Governments need greater dynamism and constant iteration of their information governance management frameworks, as well as greater cross-agency alignment in data standards, in order to keep pace with agencies’ rapidly evolving digital ecosystems, according to panellists at the FST Government Western Australia 2022 conference.
Peter Hullett, assistant director, enterprise information management, at WA’s Department of Finance, acknowledged that the exponential growth and turnover of data assets within government technology systems, alongside the continuous adoption of new digital technologies, mean that “static” data management frameworks are ill-suited to government information systems.
He stressed the need for “dynamic” information governance frameworks that are able to effectively “catch up” with government agencies’ fast-changing digital ecosystems.
The National Archives of Australia defines an information governance framework as a “structure that provides a holistic overview of the influences that inform how an organisation creates and manages its enterprise-wide information assets (records, information and data)”. These frameworks are critical to ensuring data is not only accessible and readable, but also that it meets key legislative and regulatory requirements.
Such frameworks are, in Hullett’s view, as important as the “artefacts” (i.e. the software and hardware systems that transforms raw data into useable information assets) that populate them, vital to ensuring that any data received from a client agency comes in the right format and is of optimal quality.
Frameworks, he argued, also need to be “road-tested” with agencies and any other data providers to ensure their compliance with these standards.
As an example, Hullett cited a current data asset model developed at the Department of Finance that aimed to support asset-related decision-making across government.
He said this data model would not only help the Department understand the current maintenance and repair state of the WA Government’s digital assets, but also where those assets were located.
A key problem for agencies has been the increasing diversification of services, with new functions and data now crossing multiple departments (accelerated through the adoption of cloud) rather than sitting within a single team and single mainframe. As a result, Hullett said, information governance frameworks need greater flexibility to “bring it all together”.
“From my perspective, [the frameworks] have to be constantly iterated to account for different environments. But, also, the things that exist within the framework have to be kept alive too because the environment is not static,” Hullett noted.
On the point of modernising governance frameworks, Damian Shepherd, director, state records at the State Records Office of Western Australia, said his office was currently working on a framework for Western Australia. He extended an invitation to fellow WA agencies to join in the development of these frameworks over the coming months.
Speaking on the value and purpose of the Records Office’s information governance framework, he said: “The main idea is that we want to develop something that helps map our way across and something we can perhaps share with our directors generals or chief information officers or anyone else within the organisation that provides some pathway across governance.”

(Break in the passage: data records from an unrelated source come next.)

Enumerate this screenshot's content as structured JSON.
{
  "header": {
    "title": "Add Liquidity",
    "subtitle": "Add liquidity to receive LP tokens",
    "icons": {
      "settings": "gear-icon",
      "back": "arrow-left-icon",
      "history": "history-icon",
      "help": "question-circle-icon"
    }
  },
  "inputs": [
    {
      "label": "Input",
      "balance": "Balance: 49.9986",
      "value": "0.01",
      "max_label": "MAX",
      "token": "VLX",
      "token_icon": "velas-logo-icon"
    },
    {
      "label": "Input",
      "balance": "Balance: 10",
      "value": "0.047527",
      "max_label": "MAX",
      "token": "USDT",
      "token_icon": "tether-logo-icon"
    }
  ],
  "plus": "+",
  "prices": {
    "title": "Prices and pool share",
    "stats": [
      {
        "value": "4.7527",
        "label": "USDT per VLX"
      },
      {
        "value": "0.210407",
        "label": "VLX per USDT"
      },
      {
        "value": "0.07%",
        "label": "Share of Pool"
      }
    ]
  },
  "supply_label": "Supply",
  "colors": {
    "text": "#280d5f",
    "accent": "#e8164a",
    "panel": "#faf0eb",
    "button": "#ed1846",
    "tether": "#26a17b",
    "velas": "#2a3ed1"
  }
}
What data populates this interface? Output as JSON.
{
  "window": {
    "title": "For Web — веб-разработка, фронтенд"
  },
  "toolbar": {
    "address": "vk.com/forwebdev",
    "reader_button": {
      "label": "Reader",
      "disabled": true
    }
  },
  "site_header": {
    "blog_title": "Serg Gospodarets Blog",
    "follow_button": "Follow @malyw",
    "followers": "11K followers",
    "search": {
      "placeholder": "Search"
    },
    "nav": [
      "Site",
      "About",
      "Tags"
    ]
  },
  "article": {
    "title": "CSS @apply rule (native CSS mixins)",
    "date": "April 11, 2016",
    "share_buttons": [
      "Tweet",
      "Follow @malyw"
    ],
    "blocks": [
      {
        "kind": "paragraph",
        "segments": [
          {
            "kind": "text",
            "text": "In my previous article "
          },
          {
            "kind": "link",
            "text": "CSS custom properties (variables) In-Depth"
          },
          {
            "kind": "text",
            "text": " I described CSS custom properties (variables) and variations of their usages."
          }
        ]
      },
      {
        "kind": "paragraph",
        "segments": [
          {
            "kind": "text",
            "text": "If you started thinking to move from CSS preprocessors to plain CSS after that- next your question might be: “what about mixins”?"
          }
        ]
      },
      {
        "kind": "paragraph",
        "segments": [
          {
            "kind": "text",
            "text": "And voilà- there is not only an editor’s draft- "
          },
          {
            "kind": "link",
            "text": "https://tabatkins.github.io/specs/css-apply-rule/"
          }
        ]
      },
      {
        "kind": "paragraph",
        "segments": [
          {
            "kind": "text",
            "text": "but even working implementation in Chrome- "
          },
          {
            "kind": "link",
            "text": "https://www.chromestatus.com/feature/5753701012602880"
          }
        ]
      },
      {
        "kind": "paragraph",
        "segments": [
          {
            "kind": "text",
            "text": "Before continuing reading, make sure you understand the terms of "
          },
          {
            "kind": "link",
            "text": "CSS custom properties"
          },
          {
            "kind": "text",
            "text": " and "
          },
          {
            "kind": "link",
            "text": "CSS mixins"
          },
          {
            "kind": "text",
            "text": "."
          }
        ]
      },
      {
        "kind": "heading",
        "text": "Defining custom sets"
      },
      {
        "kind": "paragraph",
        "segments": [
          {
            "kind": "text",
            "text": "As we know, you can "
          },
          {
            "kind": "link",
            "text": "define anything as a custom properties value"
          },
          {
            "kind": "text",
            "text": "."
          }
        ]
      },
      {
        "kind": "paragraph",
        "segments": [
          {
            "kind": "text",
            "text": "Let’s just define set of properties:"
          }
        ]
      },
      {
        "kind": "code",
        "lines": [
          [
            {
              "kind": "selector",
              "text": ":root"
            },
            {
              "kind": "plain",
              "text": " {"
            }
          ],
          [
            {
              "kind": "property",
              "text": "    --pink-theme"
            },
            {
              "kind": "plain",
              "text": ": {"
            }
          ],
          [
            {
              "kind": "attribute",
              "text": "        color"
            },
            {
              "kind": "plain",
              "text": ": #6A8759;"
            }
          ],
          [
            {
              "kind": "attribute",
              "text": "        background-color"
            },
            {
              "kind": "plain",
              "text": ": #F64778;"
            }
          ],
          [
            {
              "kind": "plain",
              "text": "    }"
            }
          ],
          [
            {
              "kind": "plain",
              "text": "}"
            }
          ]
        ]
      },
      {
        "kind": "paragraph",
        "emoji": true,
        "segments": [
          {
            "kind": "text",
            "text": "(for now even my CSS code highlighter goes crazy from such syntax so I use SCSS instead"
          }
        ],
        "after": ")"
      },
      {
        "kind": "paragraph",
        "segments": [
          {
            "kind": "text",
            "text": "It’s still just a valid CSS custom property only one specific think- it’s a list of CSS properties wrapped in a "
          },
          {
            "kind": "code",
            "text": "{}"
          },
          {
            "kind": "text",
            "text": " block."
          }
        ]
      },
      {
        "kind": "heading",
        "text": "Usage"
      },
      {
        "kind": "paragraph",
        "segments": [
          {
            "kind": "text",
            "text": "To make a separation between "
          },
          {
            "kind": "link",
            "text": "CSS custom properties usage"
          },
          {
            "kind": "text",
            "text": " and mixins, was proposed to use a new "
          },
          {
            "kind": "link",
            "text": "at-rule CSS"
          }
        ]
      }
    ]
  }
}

Shepherd pointed to New South Wales, Victoria and the Department of Health in Western Australia as good examples for other agencies in WA to follow in developing their own (or a cross-agency) governance frameworks.
“We want to leverage that experience and develop something that is easy for people to understand, something that we can maintain without too much effort into the future, but ultimately to have that goal of making it easy to navigate our way across that information governance landscape.”
On a separate note, addressing responsible and secure cross-agency data sharing, Catherine Fletcher, Information Commissioner at the Office of the Information Commissioner, said she hoped WA’s upcoming privacy legislation would provide not only opportunities to educate agencies about “good privacy practices” but also remedies for organisations in cases when privacy practices were “not so great”.
Further to that, she urged for privacy legislation covering responsible information sharing to grant the regulator full powers to both educate and carry out enforcement action.
Fletcher stressed that agencies should compel their people to “champion good data sharing” and “lead their agencies in the spirit of good information-sharing practices” under the Freedom of Information Act.
“The whole point of making government data and information available is so the government is accountable and also enables citizens to participate.
“They are the principles of the Freedom of Information Act which I think are really enduring and they very much need to be applied in the data context,” she concluded.